When Atlanta Public Schools closed on March 16, the Whitefoord Early Learning Center in East Atlanta also shut down because it includes a state supported pre-K program.
The medical staff at the associated Whitefoord Clinic — all of whom are women — had trouble finding child care because of the closures.
“It’s definitely been a real challenge to our clinical team,” said Whitefoord CEO Jean O’Connor. “Our staff has been able to make it work for a couple of weeks.” She’s hoping the early learning center can re-open.
The real holdup is supplies,” she said.
The clinic itself — not only the child- care center — has had trouble getting such basics as masks, hand sanitizer and soap.
In one sense, the Whitefoord child-care staff are lucky. While the center is closed, its pre-K teachers continue to be paid by the state as part of its universal pre-K program. And the organization has funds to pay other staff for a couple of weeks, O’Connor said.
Child-care workers in publicly funded programs do better financially, Austin said. Programs such as Head Start and state-funded pre-K programs see higher wages. “Those are the programs that are continuing to pay staff [while closed] and staff have access to their health benefits,” she said. “That represents just a fraction of the workforce. Most people are working in small, independently owned businesses.”
Small operators desperate
Many of those businesses are on the brink of failing, she said. A March survey of 6,000 child-care providers — more than half in family child-care homes and about one-third operating daycare centers — found that 47% said they could not survive a closure of two weeks.
Rixa Evershed is early education director at an Olympia, Wash., nonprofit, Nature Nurtures Farm. She runs the organization’s early learning center, which serves 55 children. “I’m working to try to save our program,” she said. The early learning center, like many centers, saw a drop in enrollment as people stayed home from work. It reached out to local hospitals, police and firefighters to offer its services to them.

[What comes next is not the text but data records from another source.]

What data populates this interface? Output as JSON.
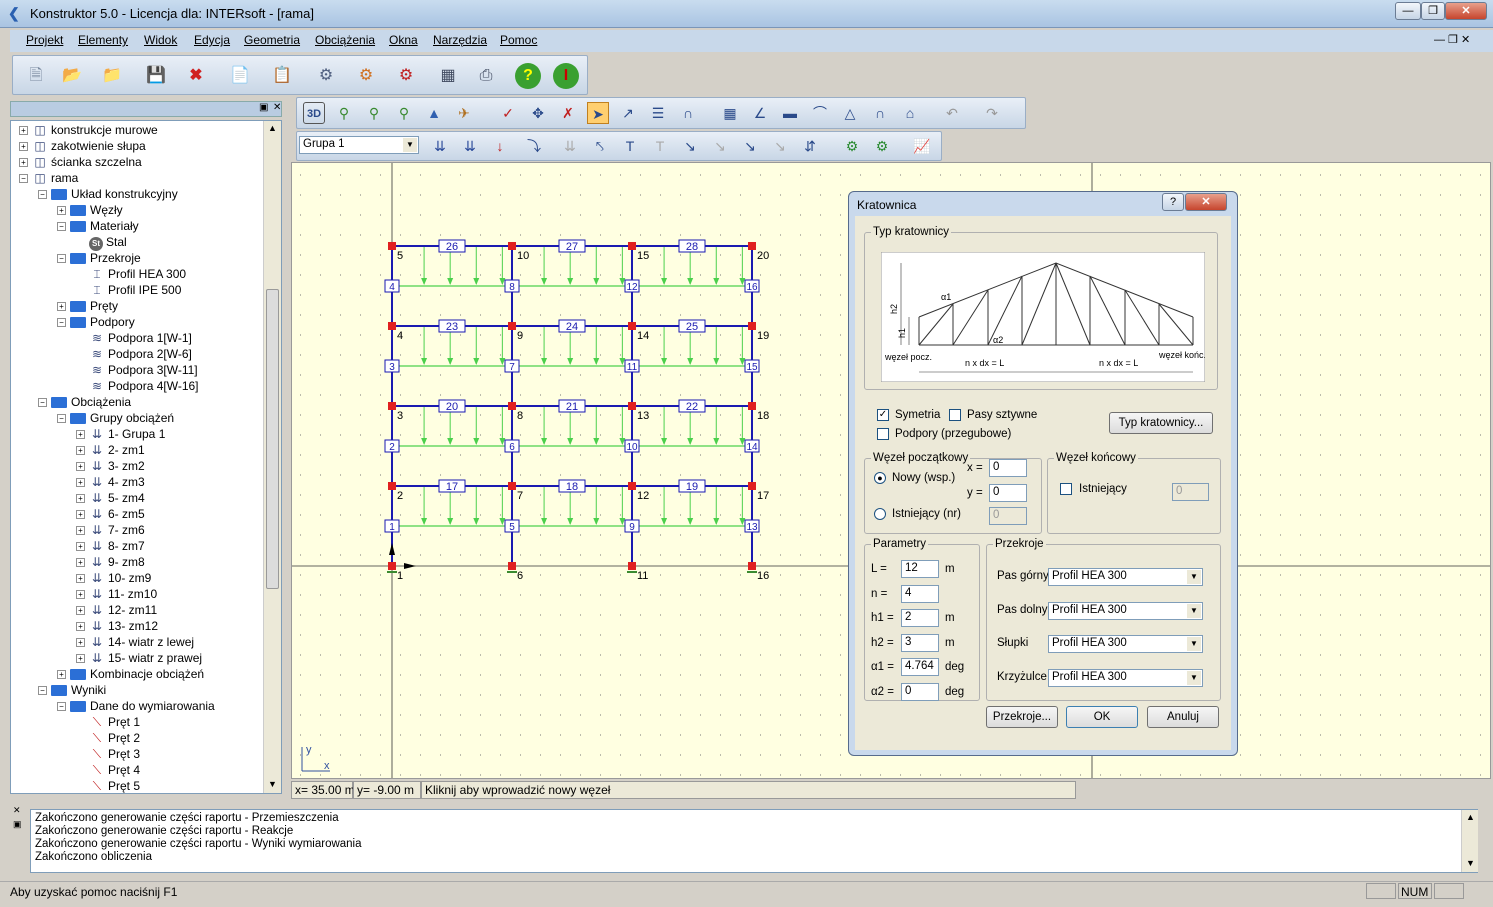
{
  "window": {
    "title": "Konstruktor 5.0 - Licencja dla: INTERsoft - [rama]"
  },
  "menu": [
    "Projekt",
    "Elementy",
    "Widok",
    "Edycja",
    "Geometria",
    "Obciążenia",
    "Okna",
    "Narzędzia",
    "Pomoc"
  ],
  "toolbar": {
    "group_select": "Grupa 1"
  },
  "tree": [
    {
      "label": "konstrukcje murowe",
      "level": 0,
      "exp": "+",
      "icon": "struct"
    },
    {
      "label": "zakotwienie słupa",
      "level": 0,
      "exp": "+",
      "icon": "struct"
    },
    {
      "label": "ścianka szczelna",
      "level": 0,
      "exp": "+",
      "icon": "struct"
    },
    {
      "label": "rama",
      "level": 0,
      "exp": "-",
      "icon": "struct"
    },
    {
      "label": "Układ konstrukcyjny",
      "level": 1,
      "exp": "-",
      "icon": "folder"
    },
    {
      "label": "Węzły",
      "level": 2,
      "exp": "+",
      "icon": "folder"
    },
    {
      "label": "Materiały",
      "level": 2,
      "exp": "-",
      "icon": "folder"
    },
    {
      "label": "Stal",
      "level": 3,
      "exp": "",
      "icon": "st"
    },
    {
      "label": "Przekroje",
      "level": 2,
      "exp": "-",
      "icon": "folder"
    },
    {
      "label": "Profil HEA 300",
      "level": 3,
      "exp": "",
      "icon": "prof"
    },
    {
      "label": "Profil IPE 500",
      "level": 3,
      "exp": "",
      "icon": "prof"
    },
    {
      "label": "Pręty",
      "level": 2,
      "exp": "+",
      "icon": "folder"
    },
    {
      "label": "Podpory",
      "level": 2,
      "exp": "-",
      "icon": "folder"
    },
    {
      "label": "Podpora 1[W-1]",
      "level": 3,
      "exp": "",
      "icon": "sup"
    },
    {
      "label": "Podpora 2[W-6]",
      "level": 3,
      "exp": "",
      "icon": "sup"
    },
    {
      "label": "Podpora 3[W-11]",
      "level": 3,
      "exp": "",
      "icon": "sup"
    },
    {
      "label": "Podpora 4[W-16]",
      "level": 3,
      "exp": "",
      "icon": "sup"
    },
    {
      "label": "Obciążenia",
      "level": 1,
      "exp": "-",
      "icon": "folder"
    },
    {
      "label": "Grupy obciążeń",
      "level": 2,
      "exp": "-",
      "icon": "folder"
    },
    {
      "label": "1- Grupa 1",
      "level": 3,
      "exp": "+",
      "icon": "load"
    },
    {
      "label": "2- zm1",
      "level": 3,
      "exp": "+",
      "icon": "load"
    },
    {
      "label": "3- zm2",
      "level": 3,
      "exp": "+",
      "icon": "load"
    },
    {
      "label": "4- zm3",
      "level": 3,
      "exp": "+",
      "icon": "load"
    },
    {
      "label": "5- zm4",
      "level": 3,
      "exp": "+",
      "icon": "load"
    },
    {
      "label": "6- zm5",
      "level": 3,
      "exp": "+",
      "icon": "load"
    },
    {
      "label": "7- zm6",
      "level": 3,
      "exp": "+",
      "icon": "load"
    },
    {
      "label": "8- zm7",
      "level": 3,
      "exp": "+",
      "icon": "load"
    },
    {
      "label": "9- zm8",
      "level": 3,
      "exp": "+",
      "icon": "load"
    },
    {
      "label": "10- zm9",
      "level": 3,
      "exp": "+",
      "icon": "load"
    },
    {
      "label": "11- zm10",
      "level": 3,
      "exp": "+",
      "icon": "load"
    },
    {
      "label": "12- zm11",
      "level": 3,
      "exp": "+",
      "icon": "load"
    },
    {
      "label": "13- zm12",
      "level": 3,
      "exp": "+",
      "icon": "load"
    },
    {
      "label": "14- wiatr z lewej",
      "level": 3,
      "exp": "+",
      "icon": "load"
    },
    {
      "label": "15- wiatr z prawej",
      "level": 3,
      "exp": "+",
      "icon": "load"
    },
    {
      "label": "Kombinacje obciążeń",
      "level": 2,
      "exp": "+",
      "icon": "folder"
    },
    {
      "label": "Wyniki",
      "level": 1,
      "exp": "-",
      "icon": "folder"
    },
    {
      "label": "Dane do wymiarowania",
      "level": 2,
      "exp": "-",
      "icon": "folder"
    },
    {
      "label": "Pręt 1",
      "level": 3,
      "exp": "",
      "icon": "bar"
    },
    {
      "label": "Pręt 2",
      "level": 3,
      "exp": "",
      "icon": "bar"
    },
    {
      "label": "Pręt 3",
      "level": 3,
      "exp": "",
      "icon": "bar"
    },
    {
      "label": "Pręt 4",
      "level": 3,
      "exp": "",
      "icon": "bar"
    },
    {
      "label": "Pręt 5",
      "level": 3,
      "exp": "",
      "icon": "bar"
    }
  ],
  "frame": {
    "node_labels": [
      "1",
      "2",
      "3",
      "4",
      "5",
      "6",
      "7",
      "8",
      "9",
      "10",
      "11",
      "12",
      "13",
      "14",
      "15",
      "16",
      "17",
      "18",
      "19",
      "20"
    ],
    "beam_labels": [
      [
        "17",
        "18",
        "19"
      ],
      [
        "20",
        "21",
        "22"
      ],
      [
        "23",
        "24",
        "25"
      ],
      [
        "26",
        "27",
        "28"
      ]
    ],
    "column_labels": [
      [
        "1",
        "2",
        "3",
        "4"
      ],
      [
        "5",
        "6",
        "7",
        "8"
      ],
      [
        "9",
        "10",
        "11",
        "12"
      ],
      [
        "13",
        "14",
        "15",
        "16"
      ]
    ]
  },
  "dialog": {
    "title": "Kratownica",
    "type_group": "Typ kratownicy",
    "diagram": {
      "h2": "h2",
      "h1": "h1",
      "a1": "α1",
      "a2": "α2",
      "start": "węzeł pocz.",
      "end": "węzeł końc.",
      "span_left": "n x dx = L",
      "span_right": "n x dx = L"
    },
    "symetria": "Symetria",
    "pasy": "Pasy sztywne",
    "podpory": "Podpory (przegubowe)",
    "typ_btn": "Typ kratownicy...",
    "start_group": "Węzeł początkowy",
    "nowy": "Nowy (wsp.)",
    "istniejacy_nr": "Istniejący (nr)",
    "x_label": "x =",
    "y_label": "y =",
    "x_val": "0",
    "y_val": "0",
    "nr_val": "0",
    "end_group": "Węzeł końcowy",
    "istniejacy": "Istniejący",
    "end_val": "0",
    "param_group": "Parametry",
    "params": [
      {
        "label": "L =",
        "value": "12",
        "unit": "m"
      },
      {
        "label": "n =",
        "value": "4",
        "unit": ""
      },
      {
        "label": "h1 =",
        "value": "2",
        "unit": "m"
      },
      {
        "label": "h2 =",
        "value": "3",
        "unit": "m"
      },
      {
        "label": "α1 =",
        "value": "4.764",
        "unit": "deg"
      },
      {
        "label": "α2 =",
        "value": "0",
        "unit": "deg"
      }
    ],
    "sect_group": "Przekroje",
    "sections": [
      {
        "label": "Pas górny",
        "value": "Profil HEA 300"
      },
      {
        "label": "Pas dolny",
        "value": "Profil HEA 300"
      },
      {
        "label": "Słupki",
        "value": "Profil HEA 300"
      },
      {
        "label": "Krzyżulce",
        "value": "Profil HEA 300"
      }
    ],
    "btn_sect": "Przekroje...",
    "btn_ok": "OK",
    "btn_cancel": "Anuluj"
  },
  "status": {
    "x": "x= 35.00 m",
    "y": "y= -9.00 m",
    "hint": "Kliknij aby wprowadzić nowy węzeł"
  },
  "log": [
    "Zakończono generowanie części raportu - Przemieszczenia",
    "Zakończono generowanie części raportu - Reakcje",
    "Zakończono generowanie części raportu - Wyniki wymiarowania",
    "Zakończono obliczenia"
  ],
  "bottom": {
    "help": "Aby uzyskać pomoc naciśnij F1",
    "num": "NUM"
  }
}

There were few takers. “We were so surprised,” she said.
Evershed’s best guess is that people have found home-based child care. “So many people were getting laid off that there was a community support structure,” she said. People turned to friends and relatives for child care, she thinks.
Child-care providers, who operate on very small profit margins, see the damage growing. Funding supports are necessary to keep these operators from folding, Evershed said. If they fold, what will happen when the pandemic ends and there are no spots for child care? How will people go back to work?
The $2.2 trillion federal stimulus included some funds for states, but states will determine how to use the money.
Some are doing more than others on child care. North Carolina just instituted hazard pay of up to $300 a month for child-care workers.
“Either we’re going to finally get the recognition we deserve or we’re going to implode and cease to exist,” Evershed said.
Stell Simonton is an Atlanta journalist. Her work has appeared the Christian Science Monitor, Washington Post and Youth Today, among others.
This story was co-published with Microsoft News. Microsoft News and Spotlight partnered on a package of stories and long-form videos, Poverty Next Door, late last year.